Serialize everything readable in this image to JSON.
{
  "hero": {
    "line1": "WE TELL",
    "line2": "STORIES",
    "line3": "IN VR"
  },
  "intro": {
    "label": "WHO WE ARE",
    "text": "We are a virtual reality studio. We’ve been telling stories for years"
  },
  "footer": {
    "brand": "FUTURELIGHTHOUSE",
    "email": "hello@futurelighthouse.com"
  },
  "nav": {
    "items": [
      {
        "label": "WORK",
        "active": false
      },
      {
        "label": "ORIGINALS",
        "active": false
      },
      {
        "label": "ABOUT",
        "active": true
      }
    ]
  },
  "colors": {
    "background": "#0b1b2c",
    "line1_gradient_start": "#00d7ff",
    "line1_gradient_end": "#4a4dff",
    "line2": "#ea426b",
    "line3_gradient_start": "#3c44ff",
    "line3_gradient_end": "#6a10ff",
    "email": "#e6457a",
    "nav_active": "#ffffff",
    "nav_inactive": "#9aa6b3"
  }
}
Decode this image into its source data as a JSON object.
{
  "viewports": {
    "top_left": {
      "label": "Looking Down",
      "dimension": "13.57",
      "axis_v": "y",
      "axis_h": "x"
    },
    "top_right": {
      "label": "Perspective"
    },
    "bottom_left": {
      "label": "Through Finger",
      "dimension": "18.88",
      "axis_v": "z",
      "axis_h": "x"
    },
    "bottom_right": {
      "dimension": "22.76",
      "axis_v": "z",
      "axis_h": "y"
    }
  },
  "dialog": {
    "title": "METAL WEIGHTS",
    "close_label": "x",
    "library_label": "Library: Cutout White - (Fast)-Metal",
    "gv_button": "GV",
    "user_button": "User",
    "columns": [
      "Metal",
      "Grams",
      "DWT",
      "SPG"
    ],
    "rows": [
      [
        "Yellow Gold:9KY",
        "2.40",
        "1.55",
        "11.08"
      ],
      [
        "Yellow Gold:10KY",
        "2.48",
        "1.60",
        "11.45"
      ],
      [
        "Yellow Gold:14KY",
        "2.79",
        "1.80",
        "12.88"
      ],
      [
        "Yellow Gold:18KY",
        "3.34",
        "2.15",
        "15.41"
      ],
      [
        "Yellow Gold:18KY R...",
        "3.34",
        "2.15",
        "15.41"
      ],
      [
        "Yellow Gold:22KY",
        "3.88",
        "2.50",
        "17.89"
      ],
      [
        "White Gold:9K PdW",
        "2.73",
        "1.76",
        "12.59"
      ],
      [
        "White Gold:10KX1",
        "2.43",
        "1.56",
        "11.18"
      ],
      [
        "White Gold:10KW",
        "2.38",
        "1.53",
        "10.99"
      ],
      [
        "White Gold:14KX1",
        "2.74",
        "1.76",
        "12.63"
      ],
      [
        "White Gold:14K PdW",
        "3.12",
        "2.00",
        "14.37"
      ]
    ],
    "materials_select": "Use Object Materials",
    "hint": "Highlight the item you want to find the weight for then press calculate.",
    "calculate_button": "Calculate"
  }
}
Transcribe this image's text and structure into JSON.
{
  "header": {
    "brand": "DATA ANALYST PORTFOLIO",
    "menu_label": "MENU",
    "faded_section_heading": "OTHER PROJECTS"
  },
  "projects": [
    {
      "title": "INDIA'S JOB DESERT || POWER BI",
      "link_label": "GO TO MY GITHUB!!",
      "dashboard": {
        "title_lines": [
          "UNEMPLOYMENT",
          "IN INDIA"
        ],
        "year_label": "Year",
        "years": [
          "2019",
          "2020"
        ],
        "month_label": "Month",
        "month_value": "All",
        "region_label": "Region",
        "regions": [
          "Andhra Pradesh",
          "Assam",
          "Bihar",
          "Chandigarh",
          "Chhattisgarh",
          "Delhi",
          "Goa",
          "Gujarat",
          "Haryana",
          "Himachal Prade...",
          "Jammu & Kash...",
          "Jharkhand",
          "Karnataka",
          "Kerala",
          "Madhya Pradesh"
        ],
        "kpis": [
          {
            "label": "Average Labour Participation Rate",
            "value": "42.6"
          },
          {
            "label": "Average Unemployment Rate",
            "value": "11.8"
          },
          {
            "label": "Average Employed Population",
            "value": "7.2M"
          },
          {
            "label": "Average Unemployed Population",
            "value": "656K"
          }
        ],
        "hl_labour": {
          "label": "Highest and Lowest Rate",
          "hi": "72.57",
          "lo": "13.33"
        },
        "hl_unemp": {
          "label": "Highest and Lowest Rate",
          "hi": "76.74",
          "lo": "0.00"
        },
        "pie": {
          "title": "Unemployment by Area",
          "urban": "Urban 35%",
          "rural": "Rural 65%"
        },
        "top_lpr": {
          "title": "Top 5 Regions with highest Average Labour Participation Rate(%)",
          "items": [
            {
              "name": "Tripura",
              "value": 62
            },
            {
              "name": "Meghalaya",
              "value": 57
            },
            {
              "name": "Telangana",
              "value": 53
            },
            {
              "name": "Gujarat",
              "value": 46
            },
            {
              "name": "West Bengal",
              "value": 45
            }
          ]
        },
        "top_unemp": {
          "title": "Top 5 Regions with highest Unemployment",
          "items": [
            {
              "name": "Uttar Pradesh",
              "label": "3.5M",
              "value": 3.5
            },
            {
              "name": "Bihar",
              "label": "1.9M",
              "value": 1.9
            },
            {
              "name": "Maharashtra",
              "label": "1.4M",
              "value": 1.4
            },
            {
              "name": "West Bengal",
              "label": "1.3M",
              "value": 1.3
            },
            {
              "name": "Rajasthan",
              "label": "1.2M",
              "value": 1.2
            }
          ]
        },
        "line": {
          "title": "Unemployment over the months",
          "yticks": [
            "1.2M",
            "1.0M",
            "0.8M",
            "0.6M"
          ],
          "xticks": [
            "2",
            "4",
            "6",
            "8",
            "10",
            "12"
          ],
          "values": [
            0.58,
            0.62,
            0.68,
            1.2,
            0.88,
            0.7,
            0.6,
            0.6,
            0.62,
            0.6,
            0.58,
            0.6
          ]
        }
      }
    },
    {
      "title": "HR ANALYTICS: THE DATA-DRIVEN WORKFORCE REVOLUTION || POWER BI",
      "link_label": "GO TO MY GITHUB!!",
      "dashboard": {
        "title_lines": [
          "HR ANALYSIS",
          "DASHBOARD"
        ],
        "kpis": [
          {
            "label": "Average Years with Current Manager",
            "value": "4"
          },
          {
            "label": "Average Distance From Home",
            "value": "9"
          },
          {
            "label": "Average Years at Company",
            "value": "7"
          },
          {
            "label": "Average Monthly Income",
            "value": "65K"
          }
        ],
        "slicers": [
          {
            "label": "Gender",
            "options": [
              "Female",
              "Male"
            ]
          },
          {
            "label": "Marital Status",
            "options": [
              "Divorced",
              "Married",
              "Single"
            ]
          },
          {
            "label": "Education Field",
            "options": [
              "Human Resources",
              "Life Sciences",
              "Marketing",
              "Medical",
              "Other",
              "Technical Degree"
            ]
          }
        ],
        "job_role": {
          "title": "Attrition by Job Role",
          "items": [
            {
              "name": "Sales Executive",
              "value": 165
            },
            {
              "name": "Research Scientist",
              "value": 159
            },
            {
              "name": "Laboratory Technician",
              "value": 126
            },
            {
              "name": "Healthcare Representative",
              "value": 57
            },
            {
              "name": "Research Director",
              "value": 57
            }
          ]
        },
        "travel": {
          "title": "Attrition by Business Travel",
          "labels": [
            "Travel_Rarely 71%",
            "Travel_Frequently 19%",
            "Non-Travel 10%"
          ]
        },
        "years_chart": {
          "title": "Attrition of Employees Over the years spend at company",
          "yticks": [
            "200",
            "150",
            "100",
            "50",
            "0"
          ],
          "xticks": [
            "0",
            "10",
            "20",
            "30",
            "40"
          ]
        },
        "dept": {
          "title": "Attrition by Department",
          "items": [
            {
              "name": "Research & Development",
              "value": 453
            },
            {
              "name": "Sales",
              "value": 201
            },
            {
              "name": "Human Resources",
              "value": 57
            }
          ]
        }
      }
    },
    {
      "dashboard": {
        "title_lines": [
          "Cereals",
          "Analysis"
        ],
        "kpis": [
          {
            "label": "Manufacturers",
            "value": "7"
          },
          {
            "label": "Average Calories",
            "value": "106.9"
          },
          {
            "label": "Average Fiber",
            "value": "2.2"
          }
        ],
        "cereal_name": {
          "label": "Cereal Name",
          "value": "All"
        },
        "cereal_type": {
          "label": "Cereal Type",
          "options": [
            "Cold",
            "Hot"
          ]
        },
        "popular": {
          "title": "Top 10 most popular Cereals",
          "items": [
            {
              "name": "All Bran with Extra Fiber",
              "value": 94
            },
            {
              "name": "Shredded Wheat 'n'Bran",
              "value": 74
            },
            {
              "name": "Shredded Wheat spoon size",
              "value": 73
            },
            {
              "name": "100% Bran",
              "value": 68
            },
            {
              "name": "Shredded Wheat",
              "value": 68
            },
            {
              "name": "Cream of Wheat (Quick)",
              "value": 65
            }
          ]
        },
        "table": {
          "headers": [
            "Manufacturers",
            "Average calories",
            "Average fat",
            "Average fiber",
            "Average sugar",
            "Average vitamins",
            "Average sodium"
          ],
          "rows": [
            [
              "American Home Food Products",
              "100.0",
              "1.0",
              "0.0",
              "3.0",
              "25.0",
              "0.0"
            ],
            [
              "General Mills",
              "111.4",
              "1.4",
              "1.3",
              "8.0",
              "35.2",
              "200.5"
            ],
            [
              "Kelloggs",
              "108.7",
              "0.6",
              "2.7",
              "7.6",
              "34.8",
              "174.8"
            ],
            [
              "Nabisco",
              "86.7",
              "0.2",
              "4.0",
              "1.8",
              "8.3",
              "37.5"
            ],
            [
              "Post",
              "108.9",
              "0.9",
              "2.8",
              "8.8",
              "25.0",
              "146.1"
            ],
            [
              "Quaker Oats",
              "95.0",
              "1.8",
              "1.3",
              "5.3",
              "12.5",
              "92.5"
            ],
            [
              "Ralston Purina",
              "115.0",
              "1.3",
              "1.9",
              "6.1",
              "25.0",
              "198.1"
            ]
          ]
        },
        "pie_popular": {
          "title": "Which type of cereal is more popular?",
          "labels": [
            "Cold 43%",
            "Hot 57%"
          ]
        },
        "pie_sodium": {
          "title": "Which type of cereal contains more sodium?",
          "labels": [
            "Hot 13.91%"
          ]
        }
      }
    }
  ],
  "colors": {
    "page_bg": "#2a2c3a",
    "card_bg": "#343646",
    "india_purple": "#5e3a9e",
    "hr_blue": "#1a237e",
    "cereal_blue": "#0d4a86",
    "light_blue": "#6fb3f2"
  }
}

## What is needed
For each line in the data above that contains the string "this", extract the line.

## Result of the task
Serialize everything readable in this image to JSON.
Decode this image into its source data as a JSON object.
Transcribe this image's text and structure into JSON.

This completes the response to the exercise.